- Record excerpts -
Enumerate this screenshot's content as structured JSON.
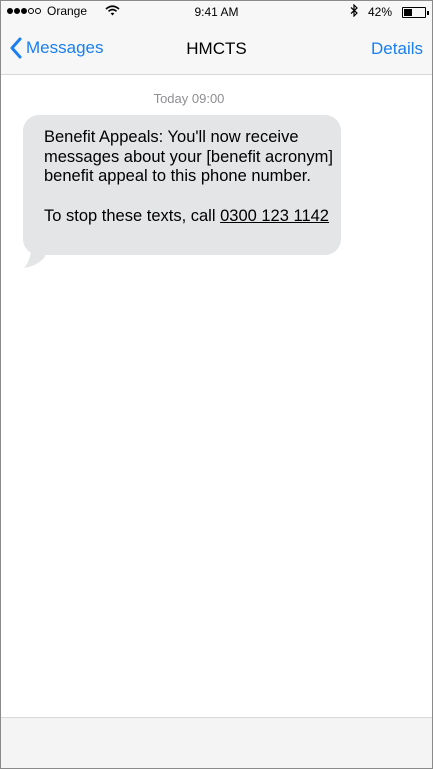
{
  "status_bar": {
    "carrier": "Orange",
    "signal_bars_filled": 3,
    "signal_bars_total": 5,
    "time": "9:41 AM",
    "battery_percent": "42%",
    "battery_level": 0.42,
    "icons": [
      "wifi-icon",
      "bluetooth-icon",
      "battery-icon"
    ]
  },
  "nav": {
    "back_label": "Messages",
    "title": "HMCTS",
    "details_label": "Details"
  },
  "conversation": {
    "timestamp": "Today 09:00",
    "messages": [
      {
        "line1": "Benefit Appeals:  You'll now receive messages about your [benefit acronym] benefit appeal to this phone number.",
        "line2_prefix": "To stop these texts, call ",
        "phone_number": "0300 123 1142"
      }
    ]
  },
  "colors": {
    "accent": "#1a7ff0",
    "bubble": "#e4e5e7",
    "timestamp": "#8e8e93",
    "bar_background": "#f7f7f7"
  }
}
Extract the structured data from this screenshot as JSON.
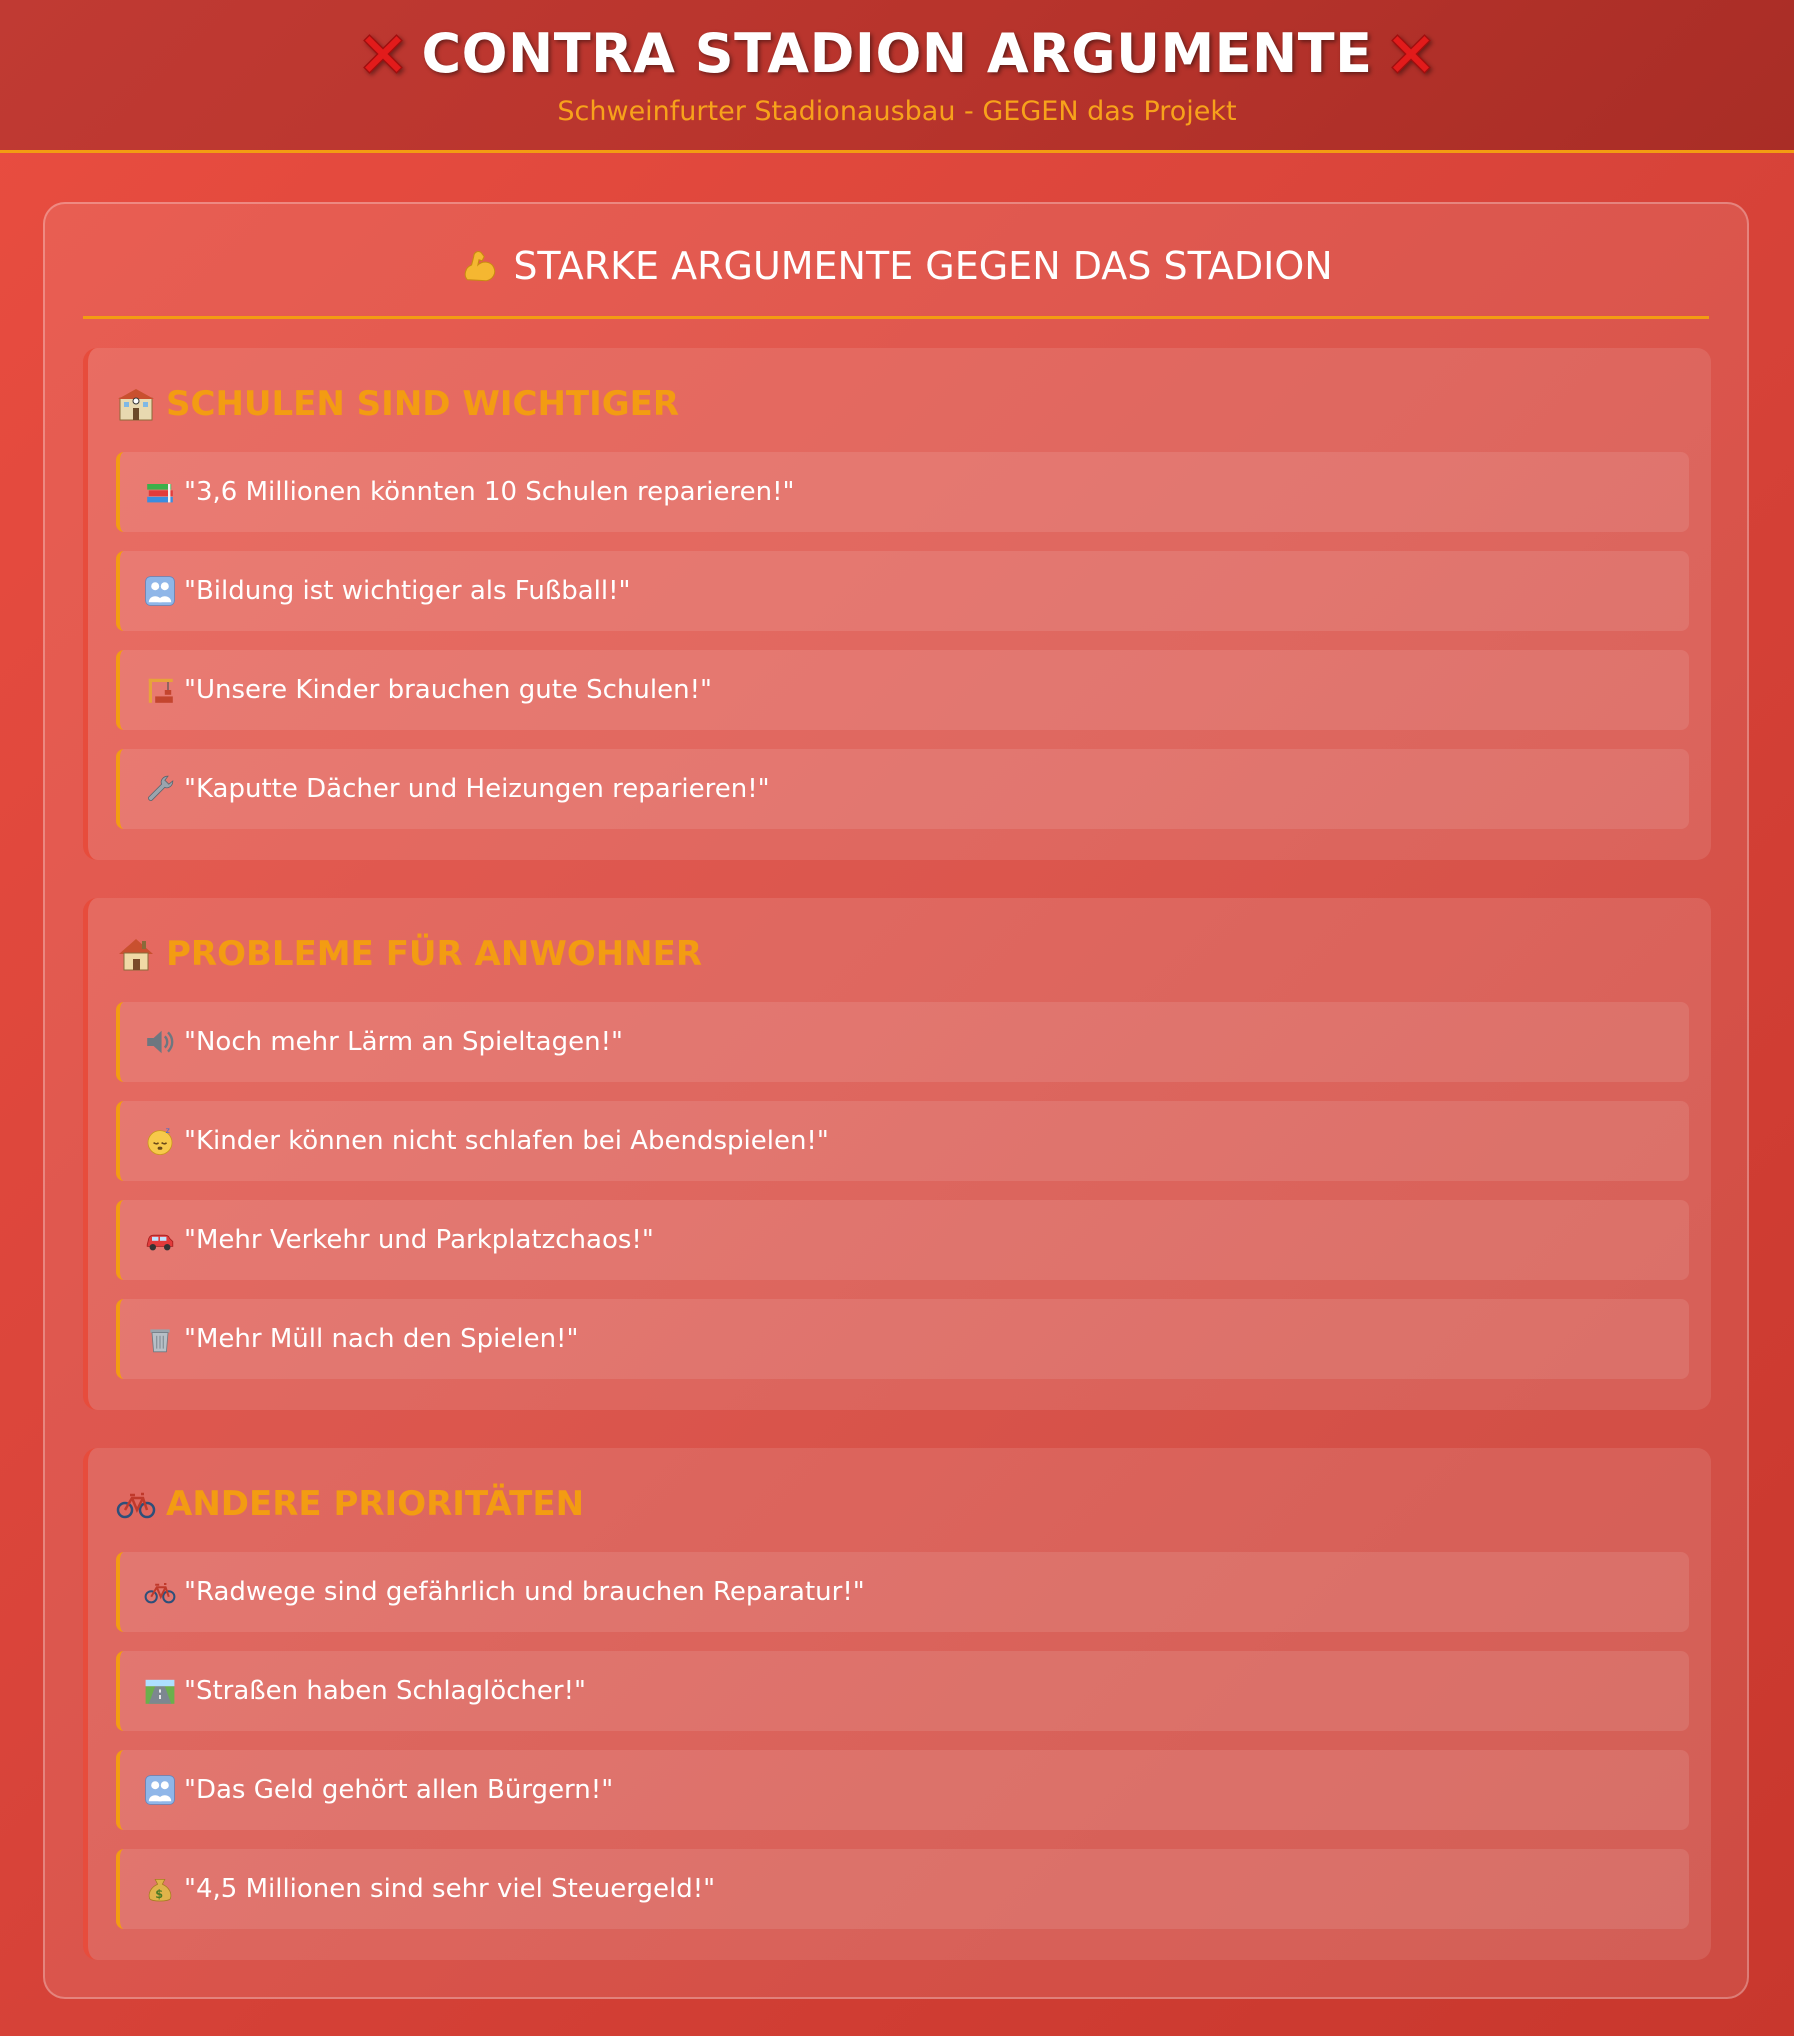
{
  "header": {
    "title": "CONTRA STADION ARGUMENTE",
    "left_icon": "cross-mark-icon",
    "right_icon": "cross-mark-icon",
    "subtitle": "Schweinfurter Stadionausbau - GEGEN das Projekt"
  },
  "panel": {
    "title": "STARKE ARGUMENTE GEGEN DAS STADION",
    "title_icon": "flexed-biceps-icon"
  },
  "sections": [
    {
      "heading": "SCHULEN SIND WICHTIGER",
      "icon": "school-icon",
      "items": [
        {
          "icon": "books-icon",
          "text": "\"3,6 Millionen könnten 10 Schulen reparieren!\""
        },
        {
          "icon": "family-icon",
          "text": "\"Bildung ist wichtiger als Fußball!\""
        },
        {
          "icon": "construction-icon",
          "text": "\"Unsere Kinder brauchen gute Schulen!\""
        },
        {
          "icon": "wrench-icon",
          "text": "\"Kaputte Dächer und Heizungen reparieren!\""
        }
      ]
    },
    {
      "heading": "PROBLEME FÜR ANWOHNER",
      "icon": "house-icon",
      "items": [
        {
          "icon": "speaker-icon",
          "text": "\"Noch mehr Lärm an Spieltagen!\""
        },
        {
          "icon": "sleeping-face-icon",
          "text": "\"Kinder können nicht schlafen bei Abendspielen!\""
        },
        {
          "icon": "car-icon",
          "text": "\"Mehr Verkehr und Parkplatzchaos!\""
        },
        {
          "icon": "trash-can-icon",
          "text": "\"Mehr Müll nach den Spielen!\""
        }
      ]
    },
    {
      "heading": "ANDERE PRIORITÄTEN",
      "icon": "bicycle-icon",
      "items": [
        {
          "icon": "bicycle-icon",
          "text": "\"Radwege sind gefährlich und brauchen Reparatur!\""
        },
        {
          "icon": "road-icon",
          "text": "\"Straßen haben Schlaglöcher!\""
        },
        {
          "icon": "family-icon",
          "text": "\"Das Geld gehört allen Bürgern!\""
        },
        {
          "icon": "money-bag-icon",
          "text": "\"4,5 Millionen sind sehr viel Steuergeld!\""
        }
      ]
    }
  ],
  "colors": {
    "background": "#e04a3e",
    "header_background": "#b8342c",
    "accent": "#f39c12",
    "text": "#ffffff"
  }
}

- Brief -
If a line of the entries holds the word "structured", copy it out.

- Response area -
Enumerate this screenshot's content as structured JSON.
Extract the structured data from this screenshot as JSON.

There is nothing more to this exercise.